Gifts from the renowned Evening Standard cartoonist JAK (Picture: Daniel Lynch)
‘[All the pieces] are part of my DNA,’ Aliza says. ‘It is tempting to throw things out. I call them my dead people’s things, but it keeps some of them living with me.’
The cosy living room is filled with family photographs, heirlooms and artefacts. Two plush, custom-made sofas from the 1980s face each other and in the middle is a chessboard, where one piece is moved every day – a Reger household tradition.
The wrought-iron chess set was hand-made for the film The Magus (1968), starring Anthony Quinn, Candice Bergen and Michael Caine, and was passed down by Aliza’s father. A Buddha that was brought back from Thailand in the 1970s by her parents calmly watches on as Aliza points out a treasured Lalique vase.
‘This is really special to me,’ she says. ‘It was in the window of a china shop in Beauchamp Place, my mother had our shop there, and I would see that vase in the window every day. Then one day shortly before Christmas, I was so upset it was gone. But later I found out my mother had bought it for me as my Christmas present, I was wildly excited.’
Candelabras from a church; her grandmother’s favourite wingback chair and card table – nothing is without significance.
A neutral colour scheme means electic pieces can stand out (Picture: Daniel Lynch)
Aliza’s all important antique dressing table (Picture: Daniel Lynch)
‘I would call the look eclectic,’ Aliza adds.
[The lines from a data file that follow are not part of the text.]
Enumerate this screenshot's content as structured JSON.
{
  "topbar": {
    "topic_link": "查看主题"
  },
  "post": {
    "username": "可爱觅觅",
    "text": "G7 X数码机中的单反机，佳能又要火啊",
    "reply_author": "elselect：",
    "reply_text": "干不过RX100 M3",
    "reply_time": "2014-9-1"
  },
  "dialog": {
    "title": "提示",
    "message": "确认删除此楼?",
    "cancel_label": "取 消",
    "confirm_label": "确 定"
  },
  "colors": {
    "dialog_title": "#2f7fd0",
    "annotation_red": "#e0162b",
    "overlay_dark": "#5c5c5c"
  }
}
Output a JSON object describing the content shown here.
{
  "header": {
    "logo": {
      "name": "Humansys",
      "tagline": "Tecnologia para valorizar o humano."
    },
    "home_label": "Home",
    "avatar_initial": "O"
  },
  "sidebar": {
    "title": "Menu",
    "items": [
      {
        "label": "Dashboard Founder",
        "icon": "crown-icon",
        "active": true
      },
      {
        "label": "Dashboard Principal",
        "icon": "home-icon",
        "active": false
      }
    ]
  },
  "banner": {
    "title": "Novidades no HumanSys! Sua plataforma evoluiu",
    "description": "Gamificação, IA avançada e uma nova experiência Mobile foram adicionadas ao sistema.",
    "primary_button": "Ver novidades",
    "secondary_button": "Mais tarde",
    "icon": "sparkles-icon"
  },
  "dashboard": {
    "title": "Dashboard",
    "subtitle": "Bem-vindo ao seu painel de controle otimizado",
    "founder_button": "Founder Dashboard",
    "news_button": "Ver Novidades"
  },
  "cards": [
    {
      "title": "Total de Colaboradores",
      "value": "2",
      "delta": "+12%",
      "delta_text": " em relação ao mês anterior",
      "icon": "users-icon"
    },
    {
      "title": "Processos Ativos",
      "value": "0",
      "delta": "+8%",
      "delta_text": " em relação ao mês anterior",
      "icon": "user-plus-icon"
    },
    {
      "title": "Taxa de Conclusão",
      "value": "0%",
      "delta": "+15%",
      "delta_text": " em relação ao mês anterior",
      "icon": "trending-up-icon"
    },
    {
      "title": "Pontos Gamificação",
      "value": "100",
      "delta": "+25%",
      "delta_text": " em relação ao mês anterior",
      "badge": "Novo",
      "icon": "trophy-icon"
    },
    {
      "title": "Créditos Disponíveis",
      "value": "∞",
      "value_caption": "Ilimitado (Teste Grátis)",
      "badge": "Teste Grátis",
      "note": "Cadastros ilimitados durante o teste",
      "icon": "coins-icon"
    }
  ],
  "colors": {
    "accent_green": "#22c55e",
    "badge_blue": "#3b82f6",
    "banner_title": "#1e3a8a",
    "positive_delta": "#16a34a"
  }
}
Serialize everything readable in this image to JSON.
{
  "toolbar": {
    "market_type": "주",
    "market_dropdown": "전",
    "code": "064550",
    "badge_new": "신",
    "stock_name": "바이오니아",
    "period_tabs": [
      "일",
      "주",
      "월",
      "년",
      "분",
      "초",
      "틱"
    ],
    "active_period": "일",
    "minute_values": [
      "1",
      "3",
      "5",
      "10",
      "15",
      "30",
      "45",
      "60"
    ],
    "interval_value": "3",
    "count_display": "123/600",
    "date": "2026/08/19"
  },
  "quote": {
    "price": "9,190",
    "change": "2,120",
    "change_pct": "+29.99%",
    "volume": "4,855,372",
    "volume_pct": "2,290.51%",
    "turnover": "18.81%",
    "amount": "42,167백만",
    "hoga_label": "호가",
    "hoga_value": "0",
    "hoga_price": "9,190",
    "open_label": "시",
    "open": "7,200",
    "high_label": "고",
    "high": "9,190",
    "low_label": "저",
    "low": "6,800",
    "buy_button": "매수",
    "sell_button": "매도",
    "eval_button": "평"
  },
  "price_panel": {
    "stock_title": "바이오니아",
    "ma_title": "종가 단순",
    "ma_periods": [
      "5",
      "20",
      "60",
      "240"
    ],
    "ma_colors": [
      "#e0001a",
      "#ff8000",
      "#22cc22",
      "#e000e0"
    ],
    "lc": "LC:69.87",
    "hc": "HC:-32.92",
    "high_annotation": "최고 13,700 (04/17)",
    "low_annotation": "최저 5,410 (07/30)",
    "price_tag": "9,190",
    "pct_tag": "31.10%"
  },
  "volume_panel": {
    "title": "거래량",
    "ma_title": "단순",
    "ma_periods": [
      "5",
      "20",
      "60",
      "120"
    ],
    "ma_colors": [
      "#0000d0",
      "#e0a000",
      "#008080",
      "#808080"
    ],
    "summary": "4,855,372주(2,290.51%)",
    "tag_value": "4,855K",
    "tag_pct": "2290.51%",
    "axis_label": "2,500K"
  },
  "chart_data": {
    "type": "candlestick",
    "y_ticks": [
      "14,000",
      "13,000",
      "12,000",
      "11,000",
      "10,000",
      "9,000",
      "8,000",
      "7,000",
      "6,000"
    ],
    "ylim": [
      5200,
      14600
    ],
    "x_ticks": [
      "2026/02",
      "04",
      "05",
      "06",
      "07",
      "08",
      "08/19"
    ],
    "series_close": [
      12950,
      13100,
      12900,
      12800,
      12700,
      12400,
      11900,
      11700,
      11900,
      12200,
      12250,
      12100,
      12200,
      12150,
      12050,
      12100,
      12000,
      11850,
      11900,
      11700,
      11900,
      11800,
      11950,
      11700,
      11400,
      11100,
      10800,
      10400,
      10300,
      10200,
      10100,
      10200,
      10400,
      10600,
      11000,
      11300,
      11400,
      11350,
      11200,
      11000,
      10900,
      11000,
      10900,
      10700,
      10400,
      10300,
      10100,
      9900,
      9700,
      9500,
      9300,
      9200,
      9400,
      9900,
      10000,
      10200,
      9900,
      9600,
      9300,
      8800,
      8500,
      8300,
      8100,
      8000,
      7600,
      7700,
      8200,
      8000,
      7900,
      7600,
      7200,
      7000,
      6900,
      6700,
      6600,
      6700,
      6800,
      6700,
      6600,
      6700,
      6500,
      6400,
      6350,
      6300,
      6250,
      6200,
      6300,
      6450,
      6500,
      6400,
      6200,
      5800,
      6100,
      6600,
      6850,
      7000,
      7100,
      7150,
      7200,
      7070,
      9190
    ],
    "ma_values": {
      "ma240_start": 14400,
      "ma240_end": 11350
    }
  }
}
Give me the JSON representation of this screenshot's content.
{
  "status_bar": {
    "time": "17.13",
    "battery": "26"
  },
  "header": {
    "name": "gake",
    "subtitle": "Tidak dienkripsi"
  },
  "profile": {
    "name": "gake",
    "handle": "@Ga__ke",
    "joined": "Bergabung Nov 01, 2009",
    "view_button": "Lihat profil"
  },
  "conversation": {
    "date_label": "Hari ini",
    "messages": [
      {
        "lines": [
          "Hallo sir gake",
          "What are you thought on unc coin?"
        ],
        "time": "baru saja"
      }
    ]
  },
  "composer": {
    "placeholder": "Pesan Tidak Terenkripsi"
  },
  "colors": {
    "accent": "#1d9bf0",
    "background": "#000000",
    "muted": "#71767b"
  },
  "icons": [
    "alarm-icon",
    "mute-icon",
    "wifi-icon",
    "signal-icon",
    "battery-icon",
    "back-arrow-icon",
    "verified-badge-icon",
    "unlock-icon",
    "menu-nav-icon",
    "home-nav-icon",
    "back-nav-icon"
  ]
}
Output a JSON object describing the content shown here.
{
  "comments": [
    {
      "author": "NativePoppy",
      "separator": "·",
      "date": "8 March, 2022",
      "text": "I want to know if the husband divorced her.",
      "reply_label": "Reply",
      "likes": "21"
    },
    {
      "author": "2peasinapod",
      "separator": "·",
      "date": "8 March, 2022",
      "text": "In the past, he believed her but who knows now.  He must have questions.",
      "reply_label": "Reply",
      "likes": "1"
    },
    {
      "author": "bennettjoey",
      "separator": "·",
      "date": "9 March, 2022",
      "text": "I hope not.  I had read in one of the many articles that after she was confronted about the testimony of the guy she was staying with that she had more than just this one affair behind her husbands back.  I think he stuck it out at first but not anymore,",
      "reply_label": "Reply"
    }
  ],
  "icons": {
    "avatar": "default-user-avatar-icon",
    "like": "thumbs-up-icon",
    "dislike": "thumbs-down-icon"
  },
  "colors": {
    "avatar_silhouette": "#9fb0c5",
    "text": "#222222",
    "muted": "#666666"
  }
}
The walls are mostly painted in Farrow & Ball’s White Tie, a pale and creamy shade of white.
‘I have a lot of decorative things,’ explains Aliza, ‘so it’s a neutral setting against the various pieces of art and ornate pieces. Plain walls make a better backdrop. I get sick of looking at busy wallpaper after a week or so.’
However, the shower room is a surprise. With art deco-style Brazilian green marble sourced by Aliza from a wholesaler in Wembley, painted gold-framed mirrors from the original Janet Reger shop and luxurious fittings, it has a 1930s Hollywood quality.
‘I’m a bit of a magpie,’ says Aliza. ‘We took a bath out and made it a shower room. It’s better to have a fabulous shower room than a so-so bathroom.’
The bath was removed to make space in the green marble showeroom (Picture: Daniel Lynch)
In the master bedroom is a fully functioning Elizabethan clothes chest bought in the 1970s in an antiques shop in Derbyshire by Aliza’s father.
The chest of drawers was recovered by her mother in Egyptian hieroglyphs and was used in one of the Janet Reger shops. The office, where a lot of the business is now run, features a Perspex block with the original Janet Reger logo and a gleaming 2013 UK Lingerie Award for Favourite British Designer Of The Year.
Aliza has discovered a new love for her home during lockdown, even though she is forced to spend more time there than ever before. ‘Covid-19 has taught me many things and one is to be even more grateful for what I have,’ she says.
‘I am grateful I have space to work in, space to move around – my home has become a cocoon. I’m also a great believer in buying what you love. I believe you should buy beautiful, cherish it, and let it bring you joy.’
To see Aliza’s designs, visit the Janet Reger website.